Connecting state and local government leaders
STATE AND LOCAL ROUNDUP | Philadelphia’s health commissioner asks residents to avoid beaches … Kentucky courts freeze hiring … Texas’ high courts rejects wider use of vote-by-mail ballots.
As the coronavirus pandemic drags on and some states begin loosening restrictions, a national survey found that fewer American adults are describing themselves as feeling very worried. The Gallup survey has asked people three times about how they felt the previous day. In late March, almost 60% described themselves as feeling “a lot” of worry (while 67% still described feeling happy as well). In the latest online survey, taken from late April through May 10, the percentage of people saying they were worried dropped to 47%, while 72% described themselves as feeling happy the day before. The one constant: The survey has repeatedly found about a quarter of respondents said they experienced a lot of loneliness. The survey did find some real differences in the responses of people who are living at different income levels. People with household incomes of less than $36,000 were more apt (58%) to say they felt worried for much of the previous day, compared to 44% of respondents with household incomes between $36,000 and $90,000. [Gallup]

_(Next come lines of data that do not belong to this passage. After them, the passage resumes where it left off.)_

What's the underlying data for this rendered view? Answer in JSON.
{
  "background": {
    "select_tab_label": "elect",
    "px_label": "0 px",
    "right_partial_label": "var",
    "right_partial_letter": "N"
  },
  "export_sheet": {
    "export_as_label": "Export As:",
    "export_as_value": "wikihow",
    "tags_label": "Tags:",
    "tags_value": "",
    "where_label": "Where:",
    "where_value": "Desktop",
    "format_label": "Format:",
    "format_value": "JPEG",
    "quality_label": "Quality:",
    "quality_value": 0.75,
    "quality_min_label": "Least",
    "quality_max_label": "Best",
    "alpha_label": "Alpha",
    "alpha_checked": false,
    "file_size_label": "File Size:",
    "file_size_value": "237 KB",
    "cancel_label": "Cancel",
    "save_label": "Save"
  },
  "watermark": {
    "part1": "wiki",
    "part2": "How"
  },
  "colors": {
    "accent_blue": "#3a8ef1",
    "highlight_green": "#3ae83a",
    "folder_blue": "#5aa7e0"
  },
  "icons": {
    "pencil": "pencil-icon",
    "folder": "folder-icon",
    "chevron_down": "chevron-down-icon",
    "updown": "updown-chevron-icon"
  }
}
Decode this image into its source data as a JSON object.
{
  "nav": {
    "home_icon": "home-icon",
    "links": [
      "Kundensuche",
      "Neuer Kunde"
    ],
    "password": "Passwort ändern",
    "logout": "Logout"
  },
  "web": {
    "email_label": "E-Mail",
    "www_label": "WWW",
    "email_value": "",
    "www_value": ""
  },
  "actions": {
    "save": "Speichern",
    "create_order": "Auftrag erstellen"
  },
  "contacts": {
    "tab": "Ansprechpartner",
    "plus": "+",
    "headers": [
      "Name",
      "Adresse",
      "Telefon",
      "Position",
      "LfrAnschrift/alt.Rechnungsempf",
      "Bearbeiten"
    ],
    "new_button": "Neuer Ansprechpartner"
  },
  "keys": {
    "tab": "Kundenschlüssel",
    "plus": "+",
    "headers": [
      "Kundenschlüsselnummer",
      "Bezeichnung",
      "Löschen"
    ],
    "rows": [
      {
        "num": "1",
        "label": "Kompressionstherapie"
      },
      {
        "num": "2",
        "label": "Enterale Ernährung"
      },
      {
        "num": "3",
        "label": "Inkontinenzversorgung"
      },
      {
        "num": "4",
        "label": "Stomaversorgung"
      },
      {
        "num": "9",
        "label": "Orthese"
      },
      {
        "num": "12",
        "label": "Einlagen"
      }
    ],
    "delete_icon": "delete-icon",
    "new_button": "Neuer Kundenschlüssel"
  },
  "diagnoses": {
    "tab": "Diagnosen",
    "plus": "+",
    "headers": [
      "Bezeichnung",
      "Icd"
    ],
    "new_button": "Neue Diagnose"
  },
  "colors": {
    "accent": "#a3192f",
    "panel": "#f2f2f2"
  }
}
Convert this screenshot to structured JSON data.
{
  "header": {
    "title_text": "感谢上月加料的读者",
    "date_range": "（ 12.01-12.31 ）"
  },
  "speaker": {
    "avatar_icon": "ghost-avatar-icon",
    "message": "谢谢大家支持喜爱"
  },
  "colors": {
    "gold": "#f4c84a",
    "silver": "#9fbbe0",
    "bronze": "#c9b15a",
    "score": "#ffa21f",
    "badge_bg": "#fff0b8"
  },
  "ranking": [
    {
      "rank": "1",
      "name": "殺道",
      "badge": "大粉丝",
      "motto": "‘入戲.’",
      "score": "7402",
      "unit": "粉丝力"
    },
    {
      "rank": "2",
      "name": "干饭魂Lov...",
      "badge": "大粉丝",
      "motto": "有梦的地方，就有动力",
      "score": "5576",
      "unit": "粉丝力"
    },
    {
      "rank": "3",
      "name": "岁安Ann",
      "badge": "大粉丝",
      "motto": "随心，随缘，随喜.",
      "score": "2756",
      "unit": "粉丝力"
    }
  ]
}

TEMPTING BEACHES | Philadelphia’s health commissioner pleaded with residents to resist going to the beach during the Memorial Day weekend, saying even though New Jersey and Maryland had reopened their shores it isn’t the best idea this year, as beaches could end up really crowded with people anxious to get out after spending weeks inside. “Don’t go to the beach,” said Public Health Commissioner Thomas Farley said. “It’s very tempting. You might have gone to the beach every Memorial Day Weekend for years. But this is not the time to do that.” [Philadelphia Inquirer]
JUDICIAL HIRING FREEZE | The Kentucky Supreme Court issued a statewide hiring freeze for the judicial branch on Friday. Kentucky Chief Justice John D. Minton Jr. said that the measure is to prevent layoffs or furloughs of judges, clerks, and other court workers. “While we’ve had to create a road map for court operations during a pandemic, we have years of experience in handling a financial downturn. As painful as our cost-saving measures were during the Great Recession, the lean years of the mid-2000s prepared us for the fiscal challenges to come,” he said. [Bowling Green Daily News]
VOTING BY MAIL | Texas has once again changed its rules for voting through mail-in ballots as the state Supreme Court blocked a lower court decision that would have allowed voters to cite their susceptibility to coronavirus as a disability that qualified them for absentee ballots. State Attorney General Ken Paxton argued against the lower court decision, saying that the legislature should make decisions about vote-by-mail eligibility. [Texas Tribune]
LOS ANGELES FIRE | A massive fire in a commercial building in Los Angeles over the weekend left 12 firefighters injured. Two of them are hospitalized in critical but stable condition, said Nicholas Prange, a fire department spokesman. “Injuries are very serious but not deteriorating and not expected to deteriorate. It is serious, but stable, and they’re expected to survive,” he said. [New York Times]
Laura Maggi is the managing editor at Route Fifty. Emma Coleman is the assistant editor at Route Fifty.
NEXT STORY: Cutbacks in a Crisis: Seven Ways to Do It Right